does not do so, understands not the force of reason. There are some who offend
against these three rules, either by affirming everything as demonstration, from
want of knowing what demonstration is; or by doubting everything, from want of
knowing where to submit; or by submitting in everything, from want of knowing
where they must judge." (Pensées, 268).
The infinite pleasure that the heart takes in knowing God far outweighs the quibbles of
the mind that resist Him, and any pleasures of the physical senses. This is not only the testimony
of the Scriptures of the Old and New Testaments; it has been the first-hand witness of saints in
every age. Fanny Crosby, the blind hymn writer, wrote,
O the pure delight of a single hour
That before thy throne I spend,
When I kneel in prayer and with thee, my God,
I commune as friend with friend.
Skepticism is no match for God's elective purposes in drawing men to Himself, particularly
when we consider the means He has appointed to effect the purpose of His election, namely the
O that old rugged cross, so despised by the world,
Has a wondrous attraction for me;
For the dear Lamb of God left his glory above
To bear it to dark Calvary.
So I'll cherish the old rugged cross,
Till my trophies at last I lay down;
I will cling to the old rugged cross,
And exchange it some day for a crown.
(George Bennard, 1913 The Old Rugged Cross)
The proof of the pudding for Voltaire's patron saint, doubting Thomas, was Jesus's inviting words at his resurrection appearance to the disciples in the upper room: "Put your finger here; see my hands. Reach out your hand and put it into my side. Stop doubting and believe" (John 20:27). Only then did Thomas submit and cry out, "My Lord and my God!" Jesus acknowledged the validity of the blessing accompanying the faith which follows the physical seeing, but his underscoring the blessing of the faith that is not dependent upon seeing was a gentle rebuke to Thomas.
Skepticism frequently becomes fashionable or trendy in pseudo-intellectual circles, and academic professionals like to set the trends. Skepticism makes an impressive facade for fornicators, and in that sense, a man's theology is dictated by his morality, or lack of it. In that sense, skepticism is disingenuous-it is a myth which not even the professing skeptic sincerely espouses. But it can work the other way, as well--one's theology can determine his morality. Either way, skepticism is a dangerous game to play, and the New Testament depicts it as evidence of a hard heart and describes it as evil. The inner reflex of the true saint is to be free from the skepticism that paralyzes the soul ,as expressed in the words of hymn writer, Johnson Oatman, in 1898, in his hymn "Higher Ground."

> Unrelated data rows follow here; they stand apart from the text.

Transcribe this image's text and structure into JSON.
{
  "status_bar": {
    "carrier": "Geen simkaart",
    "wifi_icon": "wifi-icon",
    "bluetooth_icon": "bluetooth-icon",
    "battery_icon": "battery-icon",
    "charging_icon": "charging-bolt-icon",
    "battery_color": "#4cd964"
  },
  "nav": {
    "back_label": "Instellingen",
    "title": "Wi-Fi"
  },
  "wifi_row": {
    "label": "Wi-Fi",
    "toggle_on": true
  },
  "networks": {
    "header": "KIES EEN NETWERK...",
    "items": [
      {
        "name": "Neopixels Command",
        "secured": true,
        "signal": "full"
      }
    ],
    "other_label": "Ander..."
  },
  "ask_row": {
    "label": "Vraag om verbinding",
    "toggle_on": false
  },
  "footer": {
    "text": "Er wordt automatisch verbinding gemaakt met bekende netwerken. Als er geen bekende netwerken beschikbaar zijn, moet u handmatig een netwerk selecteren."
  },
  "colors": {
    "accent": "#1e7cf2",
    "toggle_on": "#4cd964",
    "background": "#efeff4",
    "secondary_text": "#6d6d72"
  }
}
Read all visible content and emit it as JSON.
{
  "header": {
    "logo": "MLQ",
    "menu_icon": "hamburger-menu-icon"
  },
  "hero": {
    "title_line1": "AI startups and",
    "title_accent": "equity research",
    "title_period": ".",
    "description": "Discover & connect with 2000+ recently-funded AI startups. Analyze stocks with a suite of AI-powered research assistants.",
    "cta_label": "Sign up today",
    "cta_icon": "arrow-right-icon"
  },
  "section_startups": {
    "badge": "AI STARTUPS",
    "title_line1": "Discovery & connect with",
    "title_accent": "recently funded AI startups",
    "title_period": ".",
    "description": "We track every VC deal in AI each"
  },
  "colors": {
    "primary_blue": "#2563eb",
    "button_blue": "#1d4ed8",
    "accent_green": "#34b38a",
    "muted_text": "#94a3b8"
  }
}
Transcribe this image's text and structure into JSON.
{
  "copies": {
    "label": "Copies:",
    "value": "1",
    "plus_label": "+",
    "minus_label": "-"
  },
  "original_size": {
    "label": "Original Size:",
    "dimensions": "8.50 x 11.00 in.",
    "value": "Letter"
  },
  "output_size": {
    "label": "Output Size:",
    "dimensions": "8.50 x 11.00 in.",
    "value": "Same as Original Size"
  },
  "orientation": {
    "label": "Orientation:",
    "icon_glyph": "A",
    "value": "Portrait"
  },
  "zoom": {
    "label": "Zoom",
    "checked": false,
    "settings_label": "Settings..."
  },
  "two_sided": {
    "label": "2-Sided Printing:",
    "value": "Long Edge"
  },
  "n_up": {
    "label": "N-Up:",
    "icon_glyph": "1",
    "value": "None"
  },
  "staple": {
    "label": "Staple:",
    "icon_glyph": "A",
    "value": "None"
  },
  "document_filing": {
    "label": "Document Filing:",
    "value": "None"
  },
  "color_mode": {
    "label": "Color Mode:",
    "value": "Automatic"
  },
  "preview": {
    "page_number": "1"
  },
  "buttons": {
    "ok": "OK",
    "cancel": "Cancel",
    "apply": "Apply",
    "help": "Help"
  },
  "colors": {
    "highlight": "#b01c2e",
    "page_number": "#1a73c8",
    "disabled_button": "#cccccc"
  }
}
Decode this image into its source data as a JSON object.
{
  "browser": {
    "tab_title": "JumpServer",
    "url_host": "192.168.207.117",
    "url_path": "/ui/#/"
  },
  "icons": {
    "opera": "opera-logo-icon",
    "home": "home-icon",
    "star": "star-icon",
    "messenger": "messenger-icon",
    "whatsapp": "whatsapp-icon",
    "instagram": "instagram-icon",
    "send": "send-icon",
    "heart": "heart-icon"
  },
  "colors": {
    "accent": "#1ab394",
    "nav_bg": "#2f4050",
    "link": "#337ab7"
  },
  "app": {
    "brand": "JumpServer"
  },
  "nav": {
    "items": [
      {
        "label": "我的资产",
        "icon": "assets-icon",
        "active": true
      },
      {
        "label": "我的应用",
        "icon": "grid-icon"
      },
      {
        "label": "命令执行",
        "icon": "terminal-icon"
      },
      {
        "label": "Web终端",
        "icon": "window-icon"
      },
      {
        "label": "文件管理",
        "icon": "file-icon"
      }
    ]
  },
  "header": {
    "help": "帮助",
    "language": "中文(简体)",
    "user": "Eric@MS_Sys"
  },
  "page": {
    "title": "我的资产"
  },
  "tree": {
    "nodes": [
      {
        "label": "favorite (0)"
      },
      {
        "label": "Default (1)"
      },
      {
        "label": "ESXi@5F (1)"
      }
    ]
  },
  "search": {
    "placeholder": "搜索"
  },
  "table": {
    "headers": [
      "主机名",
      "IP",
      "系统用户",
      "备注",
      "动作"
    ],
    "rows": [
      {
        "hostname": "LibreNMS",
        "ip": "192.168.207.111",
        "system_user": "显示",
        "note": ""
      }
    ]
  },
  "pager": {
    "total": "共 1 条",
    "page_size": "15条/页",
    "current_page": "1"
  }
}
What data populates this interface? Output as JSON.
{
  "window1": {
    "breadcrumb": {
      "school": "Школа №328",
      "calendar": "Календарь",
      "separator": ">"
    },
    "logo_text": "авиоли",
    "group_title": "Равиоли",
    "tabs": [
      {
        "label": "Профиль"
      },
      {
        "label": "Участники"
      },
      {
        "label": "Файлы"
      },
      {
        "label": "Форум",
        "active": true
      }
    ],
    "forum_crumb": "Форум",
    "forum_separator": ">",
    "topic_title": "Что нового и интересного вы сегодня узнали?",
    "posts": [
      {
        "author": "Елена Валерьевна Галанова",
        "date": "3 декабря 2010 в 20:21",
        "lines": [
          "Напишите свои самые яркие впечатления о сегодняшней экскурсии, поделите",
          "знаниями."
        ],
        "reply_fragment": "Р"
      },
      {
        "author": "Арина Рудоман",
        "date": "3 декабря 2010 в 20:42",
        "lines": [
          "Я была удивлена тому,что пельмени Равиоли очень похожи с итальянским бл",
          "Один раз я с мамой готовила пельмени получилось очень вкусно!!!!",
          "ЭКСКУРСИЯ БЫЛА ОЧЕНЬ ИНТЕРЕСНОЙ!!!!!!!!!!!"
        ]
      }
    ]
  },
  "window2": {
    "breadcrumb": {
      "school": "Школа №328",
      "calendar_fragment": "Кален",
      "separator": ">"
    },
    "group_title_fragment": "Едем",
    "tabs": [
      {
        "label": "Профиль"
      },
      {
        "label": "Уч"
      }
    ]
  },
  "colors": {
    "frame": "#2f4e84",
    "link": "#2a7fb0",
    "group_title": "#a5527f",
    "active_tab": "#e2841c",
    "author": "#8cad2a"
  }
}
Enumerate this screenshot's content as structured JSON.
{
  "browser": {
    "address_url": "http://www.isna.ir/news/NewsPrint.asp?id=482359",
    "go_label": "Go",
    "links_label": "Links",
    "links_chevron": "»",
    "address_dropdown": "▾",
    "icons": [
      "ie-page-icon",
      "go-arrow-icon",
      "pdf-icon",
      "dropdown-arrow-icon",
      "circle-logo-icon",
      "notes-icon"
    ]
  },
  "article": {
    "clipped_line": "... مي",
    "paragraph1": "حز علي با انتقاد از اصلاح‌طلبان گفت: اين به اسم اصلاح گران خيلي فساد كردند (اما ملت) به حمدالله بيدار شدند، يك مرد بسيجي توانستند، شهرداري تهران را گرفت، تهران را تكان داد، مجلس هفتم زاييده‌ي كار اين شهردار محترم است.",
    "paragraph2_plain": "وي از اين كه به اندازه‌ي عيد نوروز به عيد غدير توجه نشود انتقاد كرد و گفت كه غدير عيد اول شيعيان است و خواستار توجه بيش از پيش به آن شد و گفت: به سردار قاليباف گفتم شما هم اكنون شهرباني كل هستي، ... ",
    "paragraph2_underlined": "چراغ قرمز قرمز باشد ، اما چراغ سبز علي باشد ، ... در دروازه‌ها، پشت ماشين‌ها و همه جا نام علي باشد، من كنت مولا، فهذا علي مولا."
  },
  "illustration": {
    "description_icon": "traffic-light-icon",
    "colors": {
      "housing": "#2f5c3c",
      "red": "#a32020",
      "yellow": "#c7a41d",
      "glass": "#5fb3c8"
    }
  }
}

My heart has no desire to stay
Where doubts arise and fears dismay;
Though some may dwell where those abound,
My prayer, my aim, is higher ground.
The Hebrew prophets spoke of a day in the future when skepticism will be an utter impossibility--a day when the earth would be filled with the glory of the knowledge of the LORD as the waters cover the sea.
This is a day when men should be doubting their doubts, laying aside their unbelief. For
he whom the prophets announced and to whom the apostles testified--the one who has been acknowledged by
philosophers and students of the world religions as the greatest teacher of all time (including
men like Spinoza and Voltaire who have denied his claims)--this Jesus stood before Pontius
Pilate and stated,
You are right in saying I am a king. In fact, for this reason I was born, and for this I came into the world, to testify to the truth. Everyone on the side of truth listens to me (John 18:37).